* **What you need to do**:
Looking at the listing beneath, work out how many lines hold "icon" and report only that figure.

- Opening Delimiter -

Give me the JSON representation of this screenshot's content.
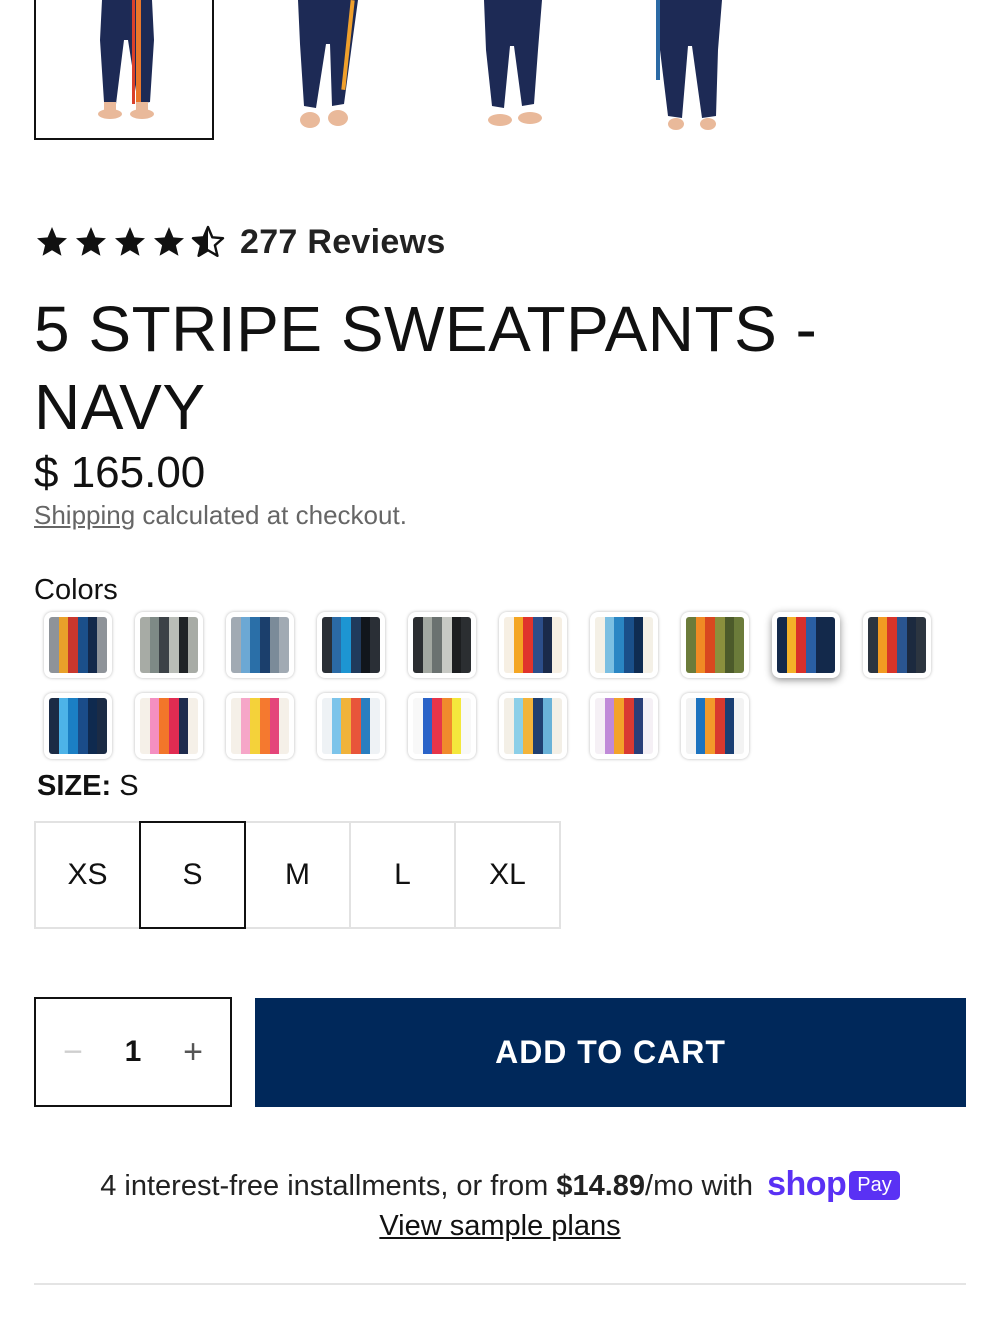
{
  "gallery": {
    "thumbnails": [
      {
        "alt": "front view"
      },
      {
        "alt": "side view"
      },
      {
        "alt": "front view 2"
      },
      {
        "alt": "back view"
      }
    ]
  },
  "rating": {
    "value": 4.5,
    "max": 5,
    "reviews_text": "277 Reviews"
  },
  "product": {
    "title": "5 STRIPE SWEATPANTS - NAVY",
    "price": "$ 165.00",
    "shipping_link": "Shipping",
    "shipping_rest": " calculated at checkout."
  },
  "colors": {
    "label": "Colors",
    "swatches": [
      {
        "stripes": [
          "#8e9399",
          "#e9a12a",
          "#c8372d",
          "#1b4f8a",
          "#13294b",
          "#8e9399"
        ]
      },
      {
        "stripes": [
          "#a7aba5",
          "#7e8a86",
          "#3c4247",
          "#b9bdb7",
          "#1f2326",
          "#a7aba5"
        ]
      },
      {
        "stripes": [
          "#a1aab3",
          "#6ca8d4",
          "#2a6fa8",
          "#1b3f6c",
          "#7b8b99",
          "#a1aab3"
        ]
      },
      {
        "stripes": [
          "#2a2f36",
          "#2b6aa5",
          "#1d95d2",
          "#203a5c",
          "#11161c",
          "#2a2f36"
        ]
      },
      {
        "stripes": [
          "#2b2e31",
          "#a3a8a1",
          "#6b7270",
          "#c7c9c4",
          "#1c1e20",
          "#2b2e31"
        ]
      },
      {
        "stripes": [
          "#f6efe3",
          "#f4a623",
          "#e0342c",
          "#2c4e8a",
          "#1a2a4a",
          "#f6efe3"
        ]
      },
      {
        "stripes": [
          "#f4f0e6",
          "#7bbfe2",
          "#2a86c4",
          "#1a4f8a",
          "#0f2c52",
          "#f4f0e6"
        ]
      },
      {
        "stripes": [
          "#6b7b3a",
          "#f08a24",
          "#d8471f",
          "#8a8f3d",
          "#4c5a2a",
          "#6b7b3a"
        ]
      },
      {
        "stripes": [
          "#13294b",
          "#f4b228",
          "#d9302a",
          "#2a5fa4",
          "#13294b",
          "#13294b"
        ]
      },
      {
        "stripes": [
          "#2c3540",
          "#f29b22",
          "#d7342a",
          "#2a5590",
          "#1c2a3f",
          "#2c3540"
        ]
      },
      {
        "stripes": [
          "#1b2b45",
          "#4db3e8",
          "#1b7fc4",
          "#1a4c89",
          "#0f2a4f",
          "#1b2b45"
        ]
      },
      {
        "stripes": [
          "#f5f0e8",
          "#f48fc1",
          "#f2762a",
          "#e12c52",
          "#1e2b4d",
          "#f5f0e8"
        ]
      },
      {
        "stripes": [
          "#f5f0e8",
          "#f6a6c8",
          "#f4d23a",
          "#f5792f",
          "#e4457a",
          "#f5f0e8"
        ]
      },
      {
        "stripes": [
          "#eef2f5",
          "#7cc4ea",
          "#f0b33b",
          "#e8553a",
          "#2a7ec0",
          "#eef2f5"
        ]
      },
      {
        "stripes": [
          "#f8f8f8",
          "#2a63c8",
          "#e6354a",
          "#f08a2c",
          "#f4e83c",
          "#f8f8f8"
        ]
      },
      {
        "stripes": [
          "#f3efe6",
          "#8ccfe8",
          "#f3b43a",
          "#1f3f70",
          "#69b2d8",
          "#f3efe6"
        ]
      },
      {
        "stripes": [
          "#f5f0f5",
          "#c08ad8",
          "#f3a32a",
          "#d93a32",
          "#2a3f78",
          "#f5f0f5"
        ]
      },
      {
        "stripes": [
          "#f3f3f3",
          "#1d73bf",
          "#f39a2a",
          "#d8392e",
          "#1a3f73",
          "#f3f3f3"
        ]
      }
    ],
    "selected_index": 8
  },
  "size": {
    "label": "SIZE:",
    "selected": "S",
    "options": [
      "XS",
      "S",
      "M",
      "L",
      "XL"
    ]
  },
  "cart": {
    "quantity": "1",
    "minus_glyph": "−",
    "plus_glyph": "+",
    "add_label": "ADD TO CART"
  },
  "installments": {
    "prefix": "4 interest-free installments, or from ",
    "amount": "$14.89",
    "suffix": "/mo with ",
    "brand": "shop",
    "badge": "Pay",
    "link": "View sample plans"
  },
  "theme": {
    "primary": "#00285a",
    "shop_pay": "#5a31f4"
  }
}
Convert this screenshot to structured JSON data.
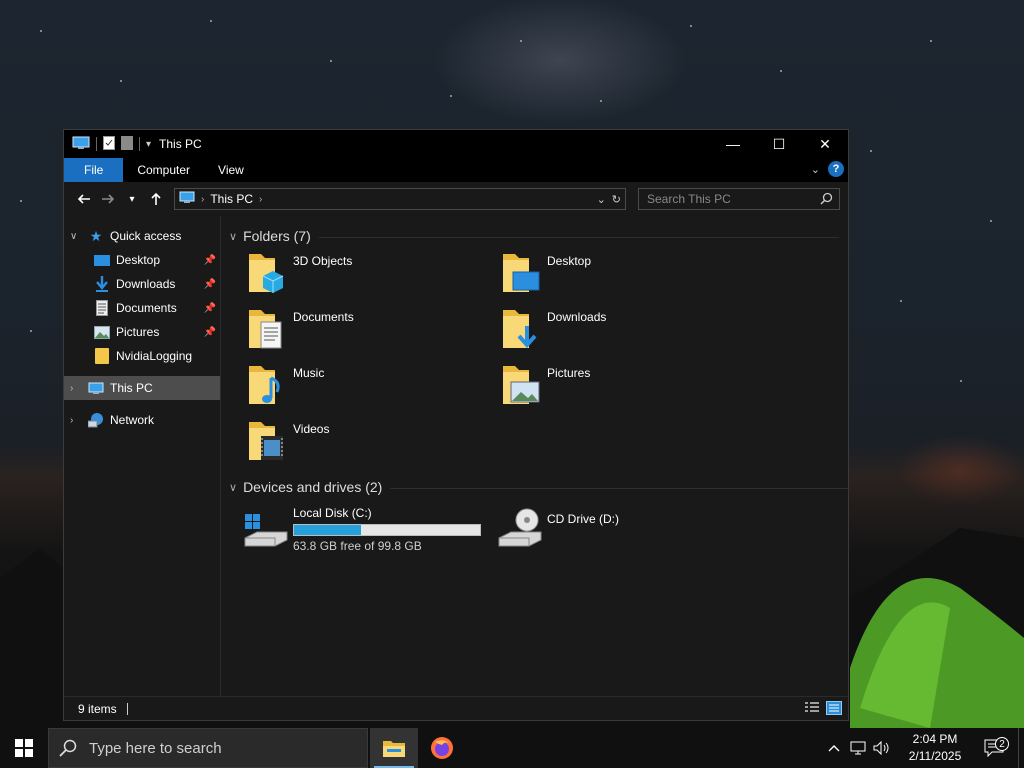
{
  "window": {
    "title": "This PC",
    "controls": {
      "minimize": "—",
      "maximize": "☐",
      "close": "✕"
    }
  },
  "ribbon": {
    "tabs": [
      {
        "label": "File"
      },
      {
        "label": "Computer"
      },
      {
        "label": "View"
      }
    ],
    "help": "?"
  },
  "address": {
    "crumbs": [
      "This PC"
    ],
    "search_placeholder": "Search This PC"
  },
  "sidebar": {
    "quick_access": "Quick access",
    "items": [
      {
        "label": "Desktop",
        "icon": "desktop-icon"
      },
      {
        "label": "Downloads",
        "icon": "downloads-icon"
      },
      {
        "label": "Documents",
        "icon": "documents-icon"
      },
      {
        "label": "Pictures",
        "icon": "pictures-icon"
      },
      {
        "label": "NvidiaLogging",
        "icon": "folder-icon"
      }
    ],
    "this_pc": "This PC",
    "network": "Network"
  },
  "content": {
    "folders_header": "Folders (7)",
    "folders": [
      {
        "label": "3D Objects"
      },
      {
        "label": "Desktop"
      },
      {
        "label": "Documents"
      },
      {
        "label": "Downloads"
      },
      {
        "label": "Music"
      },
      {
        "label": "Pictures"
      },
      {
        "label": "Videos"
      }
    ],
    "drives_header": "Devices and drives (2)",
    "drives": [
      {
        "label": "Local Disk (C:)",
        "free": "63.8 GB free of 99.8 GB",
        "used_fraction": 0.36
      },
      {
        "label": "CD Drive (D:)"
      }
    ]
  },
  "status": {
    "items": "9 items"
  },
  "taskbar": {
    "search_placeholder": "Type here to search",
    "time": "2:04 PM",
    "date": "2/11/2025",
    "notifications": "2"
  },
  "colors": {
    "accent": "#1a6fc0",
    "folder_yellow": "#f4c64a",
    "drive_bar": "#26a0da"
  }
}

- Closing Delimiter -

* **Your solution**:
5